## EXERCISE PROMPT:
Read through the entries below and return each line with the word "unit".

## EXERCISE MATERIALS:

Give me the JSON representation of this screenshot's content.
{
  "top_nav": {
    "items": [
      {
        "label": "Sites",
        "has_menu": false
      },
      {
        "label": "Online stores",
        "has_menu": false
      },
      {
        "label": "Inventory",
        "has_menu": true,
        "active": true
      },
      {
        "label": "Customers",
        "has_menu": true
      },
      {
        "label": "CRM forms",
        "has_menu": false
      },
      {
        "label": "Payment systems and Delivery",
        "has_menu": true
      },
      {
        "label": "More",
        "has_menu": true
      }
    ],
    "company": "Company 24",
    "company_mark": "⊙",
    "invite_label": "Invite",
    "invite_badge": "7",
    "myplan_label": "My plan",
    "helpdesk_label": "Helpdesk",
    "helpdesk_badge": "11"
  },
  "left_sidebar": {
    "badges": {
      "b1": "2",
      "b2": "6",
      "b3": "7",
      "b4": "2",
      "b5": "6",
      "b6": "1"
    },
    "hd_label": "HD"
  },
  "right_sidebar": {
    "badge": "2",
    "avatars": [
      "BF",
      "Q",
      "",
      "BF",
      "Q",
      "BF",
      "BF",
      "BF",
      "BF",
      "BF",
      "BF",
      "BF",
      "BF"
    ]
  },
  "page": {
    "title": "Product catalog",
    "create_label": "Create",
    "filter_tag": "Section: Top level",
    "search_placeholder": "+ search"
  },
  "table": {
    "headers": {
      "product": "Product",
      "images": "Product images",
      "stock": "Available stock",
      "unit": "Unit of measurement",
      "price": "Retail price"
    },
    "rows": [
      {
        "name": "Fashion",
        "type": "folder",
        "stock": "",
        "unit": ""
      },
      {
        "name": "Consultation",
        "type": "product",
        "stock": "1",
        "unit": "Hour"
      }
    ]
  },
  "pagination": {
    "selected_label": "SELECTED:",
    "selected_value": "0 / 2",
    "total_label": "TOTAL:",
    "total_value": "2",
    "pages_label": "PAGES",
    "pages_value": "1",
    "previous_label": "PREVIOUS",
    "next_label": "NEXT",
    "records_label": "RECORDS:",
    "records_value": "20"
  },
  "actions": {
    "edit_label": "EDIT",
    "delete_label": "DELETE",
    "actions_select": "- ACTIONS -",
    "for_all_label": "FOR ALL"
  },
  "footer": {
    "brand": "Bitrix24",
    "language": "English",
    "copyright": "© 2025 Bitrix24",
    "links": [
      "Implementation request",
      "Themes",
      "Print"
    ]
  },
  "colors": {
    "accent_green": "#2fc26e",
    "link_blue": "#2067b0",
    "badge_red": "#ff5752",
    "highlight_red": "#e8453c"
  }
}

## EXPECTED OUTPUT:
      "unit": "Unit of measurement",
        "unit": ""
        "unit": "Hour"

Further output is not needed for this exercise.